Whoa Sequoia: I’ve produced a lot of music over the years, and collaborated with lots of people. Lots of friends who are amazing musicians. I’m very comfortable in my own little home studio zone these days when I’m able to write and record whatever comes to me on the spot. With no preconceptions or restrictions. But I love working with all types of talented people.
Kendra: Now, your 2021 release, ‘David Letterman,’ is based on the foundation of time but with songs like “Bet Middler” and “Film Review,” and the video for “Hold On, My Brother” featuring over 100 movie clips, I have to ask…If you could redo the soundtrack or score of any movie from the past decade, which would it be and how would you revamp it?
Whoa Sequoia: Great question! Hmm. I don’t know necessarily: there are so many amazing film scores that have inspired me over the years. Maybe a Pixar movie or something. Maybe ‘Wall-E’. And give it a darker, more dramatic, electronic feel, instead of the minimalist, classical score. Love that movie.
Kendra: Let’s talk a bit more about a couple of those songs I just mentioned. In “Film Review” you sing, “It’s been a long month since like a week ago.” That pretty much summarizes how time has felt since March 2020. Did you ever get discouraged during those times in the past year or so when time just felt like it was dragging along?
Whoa Sequoia: Totally. I spent the first 6 months of the pandemic in a tiny studio apartment near the beach in Los Angeles. It was the craziest time ever – but also became oddly productive, because there was nothing else to do. I wrote two screenplays and wrote and recorded a concept album, ‘The Geyser Saga’ – 2020.
I moved to Denver a year ago. I started writing some new material pretty quickly. When I was writing that new song “Film Review” last January, we had just started to see a light at the end of the pandemic tunnel – with vaccinations on the horizon – while also knowing there was still a long, uncertain road ahead.
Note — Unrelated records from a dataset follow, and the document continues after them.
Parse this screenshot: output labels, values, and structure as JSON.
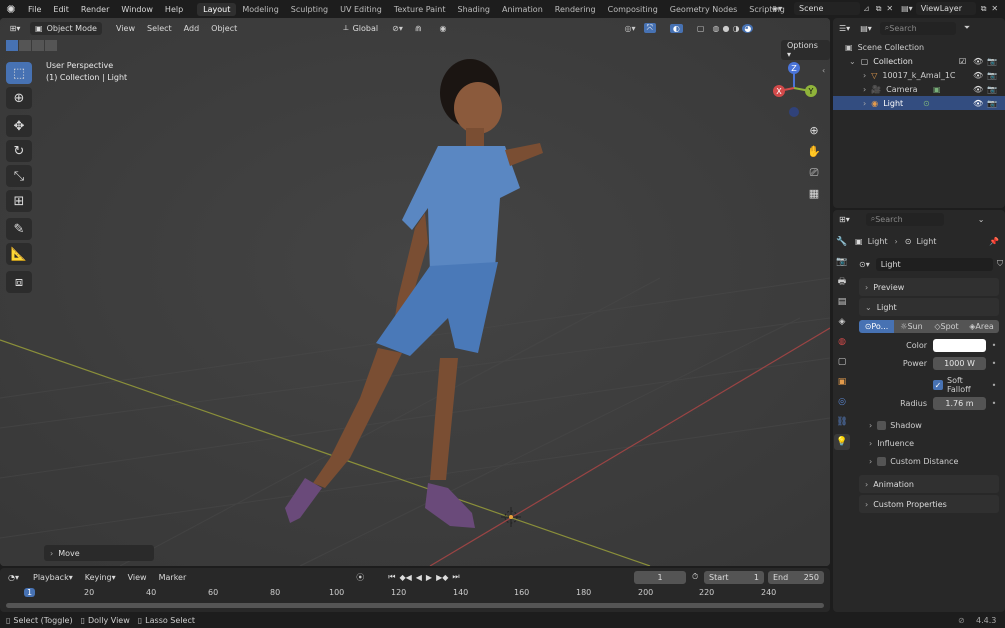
{
  "topbar": {
    "menus": [
      "File",
      "Edit",
      "Render",
      "Window",
      "Help"
    ],
    "workspaces": [
      "Layout",
      "Modeling",
      "Sculpting",
      "UV Editing",
      "Texture Paint",
      "Shading",
      "Animation",
      "Rendering",
      "Compositing",
      "Geometry Nodes",
      "Scripting"
    ],
    "active_workspace": "Layout",
    "add_tab": "+",
    "scene": "Scene",
    "view_layer": "ViewLayer"
  },
  "viewport": {
    "mode": "Object Mode",
    "menus": [
      "View",
      "Select",
      "Add",
      "Object"
    ],
    "transform": "Global",
    "options": "Options",
    "overlay_title": "User Perspective",
    "overlay_sub": "(1) Collection | Light",
    "last_op": "Move",
    "gizmo": {
      "z": "Z",
      "x": "X",
      "y": "Y"
    }
  },
  "outliner": {
    "search_placeholder": "Search",
    "scene_collection": "Scene Collection",
    "collection": "Collection",
    "items": [
      {
        "name": "10017_k_Amal_1C"
      },
      {
        "name": "Camera"
      },
      {
        "name": "Light"
      }
    ]
  },
  "properties": {
    "search_placeholder": "Search",
    "breadcrumb_a": "Light",
    "breadcrumb_b": "Light",
    "datablock": "Light",
    "panels": {
      "preview": "Preview",
      "light": "Light",
      "animation": "Animation",
      "custom": "Custom Properties"
    },
    "light_types": [
      "Po...",
      "Sun",
      "Spot",
      "Area"
    ],
    "color_label": "Color",
    "power_label": "Power",
    "power": "1000 W",
    "soft_falloff": "Soft Falloff",
    "radius_label": "Radius",
    "radius": "1.76 m",
    "subpanels": [
      "Shadow",
      "Influence",
      "Custom Distance"
    ]
  },
  "timeline": {
    "menus": [
      "Playback",
      "Keying",
      "View",
      "Marker"
    ],
    "current_frame": "1",
    "start_label": "Start",
    "start": "1",
    "end_label": "End",
    "end": "250",
    "ticks": [
      "1",
      "20",
      "40",
      "60",
      "80",
      "100",
      "120",
      "140",
      "160",
      "180",
      "200",
      "220",
      "240"
    ]
  },
  "statusbar": {
    "items": [
      "Select (Toggle)",
      "Dolly View",
      "Lasso Select"
    ],
    "version": "4.4.3"
  },
  "colors": {
    "accent": "#4772b3",
    "viewport_bg": "#3e3e3e",
    "panel_bg": "#282828",
    "selected_row": "#334d80"
  }
}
This whole thing has been confusing, chaotic, insane. But usually when I have nothing else to do…I just hunker down and work on creative stuff. It’s sort of how I process the world.
Kendra: On top of all you do musically, you’re also an Emmy-winner TV and doc editor. How do you feel the two mediums, music and TV, play off one another in your life?
Whoa Sequoia: I think they are forever linked, in my life at least. I’ve worked as a documentary editor for a while now, and a huge part of making a scene work is the right music choice. Sometimes I’ll go through 50 different tracks until the perfect one works. Or sometimes, I’ll just score it myself.
I’ve always viewed good Film and Cinema as the ultimate art-form…when it’s done well at least. It comprises all the creative elements: acting, cinematography, storytelling, music, set design, etc. It’s all of the great artistic pursuits and lots of human collaboration meeting up for one special experience. At the same time, movies, TV, streaming content on our phones, VR… these are forever evolving visual mediums. I’m not sure what devices or aspect ratio we’ll be watching movies on in 10 years.
But music might be the most fundamental and universally human experience that exists. Maybe only besides food. We all love music. We cry and laugh to music. People get married or have funerals set to music that means something powerful to them. Music has always been there for us. And for me. And it always will be.
Kendra: With the new album ‘David Letterman’ out in November, what else can we be on the lookout for from you as we say goodbye to 2021 and hello to 2022?
Whoa Sequoia: I’ll be staying creative and staying healthy.
I wrote a movie that I’ll hopefully be filming at some point, so I’m excited to get back to some of that stuff. And on the music front, I’ve already started to write some new material for another release hopefully in another year. I might have to call that album ‘Jay Leno.’